PROBLEM TO SOLVE
Copy every line of the following data that includes the string "bills".

Source data
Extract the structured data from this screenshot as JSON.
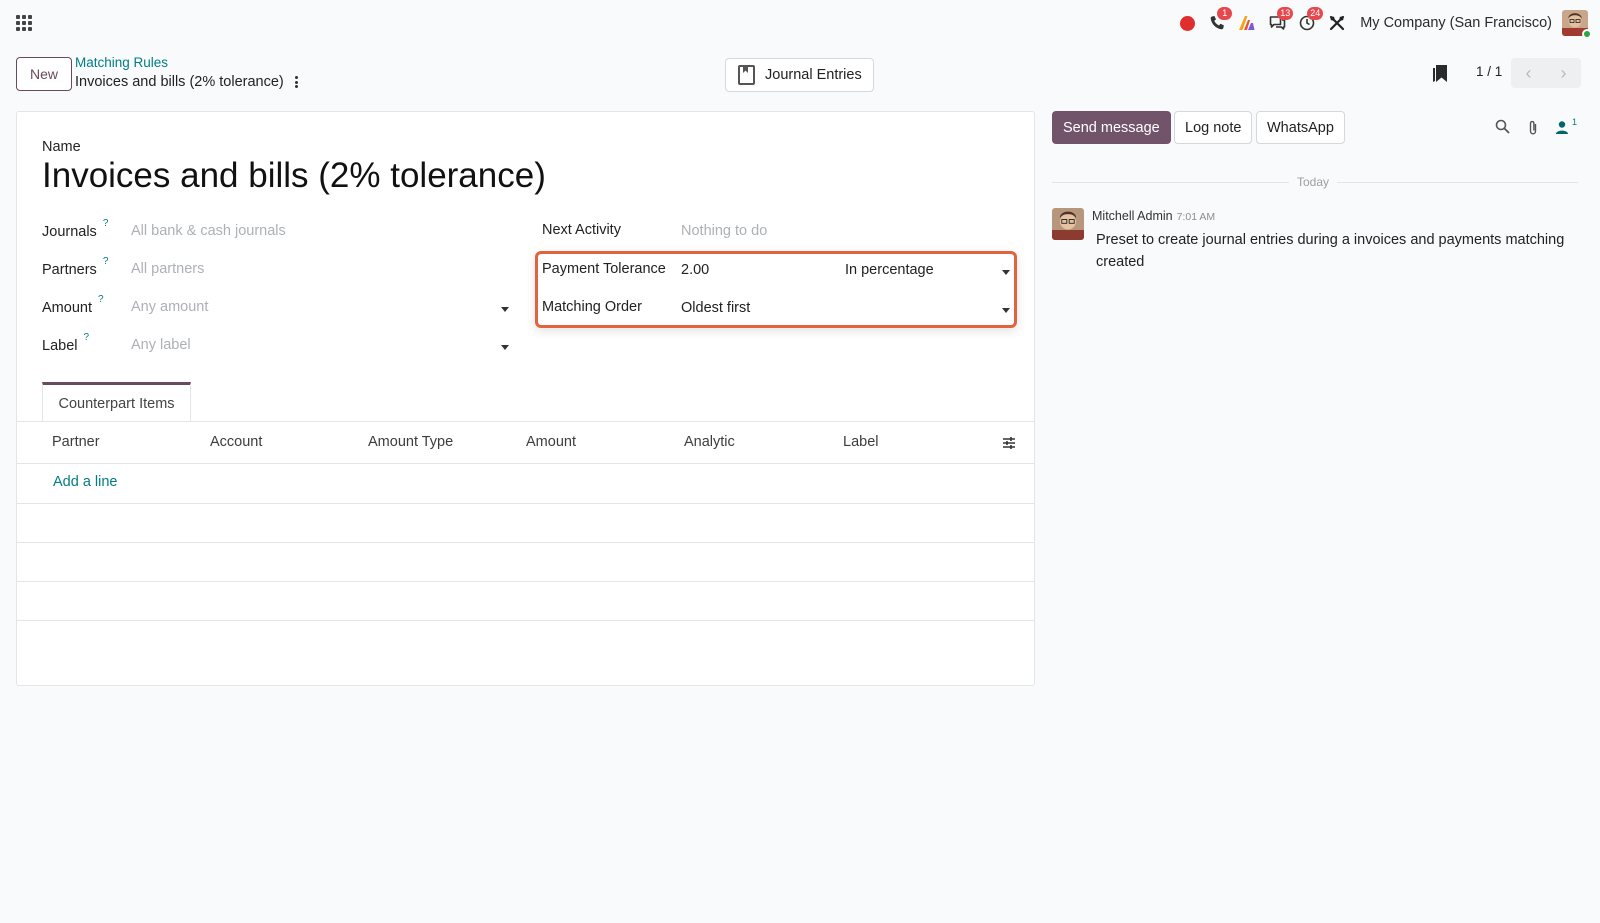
{
  "navbar": {
    "company": "My Company (San Francisco)",
    "badges": {
      "calls": "1",
      "messages": "13",
      "activities": "24"
    },
    "icons": [
      "apps-icon",
      "recording-icon",
      "phone-icon",
      "a-logo-icon",
      "chat-icon",
      "clock-icon",
      "tools-icon"
    ]
  },
  "control_panel": {
    "new_label": "New",
    "breadcrumb_parent": "Matching Rules",
    "breadcrumb_current": "Invoices and bills (2% tolerance)",
    "smart_button": "Journal Entries",
    "pager": "1 / 1"
  },
  "form": {
    "name_label": "Name",
    "name_value": "Invoices and bills (2% tolerance)",
    "journals_label": "Journals",
    "journals_placeholder": "All bank & cash journals",
    "partners_label": "Partners",
    "partners_placeholder": "All partners",
    "amount_label": "Amount",
    "amount_placeholder": "Any amount",
    "label_label": "Label",
    "label_placeholder": "Any label",
    "help_mark": "?",
    "next_activity_label": "Next Activity",
    "next_activity_placeholder": "Nothing to do",
    "payment_tolerance_label": "Payment Tolerance",
    "payment_tolerance_value": "2.00",
    "payment_tolerance_type": "In percentage",
    "matching_order_label": "Matching Order",
    "matching_order_value": "Oldest first"
  },
  "notebook": {
    "tab_label": "Counterpart Items",
    "columns": [
      "Partner",
      "Account",
      "Amount Type",
      "Amount",
      "Analytic",
      "Label"
    ],
    "add_line": "Add a line"
  },
  "chatter": {
    "send_message": "Send message",
    "log_note": "Log note",
    "whatsapp": "WhatsApp",
    "followers_count": "1",
    "date_separator": "Today",
    "message": {
      "author": "Mitchell Admin",
      "time": "7:01 AM",
      "body": "Preset to create journal entries during a invoices and payments matching created"
    }
  },
  "colors": {
    "brand": "#71536a",
    "link": "#017e84",
    "highlight": "#e1633f",
    "badge": "#e5484d"
  }
}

FINAL ANSWER
    "breadcrumb_current": "Invoices and bills (2% tolerance)",
    "name_value": "Invoices and bills (2% tolerance)",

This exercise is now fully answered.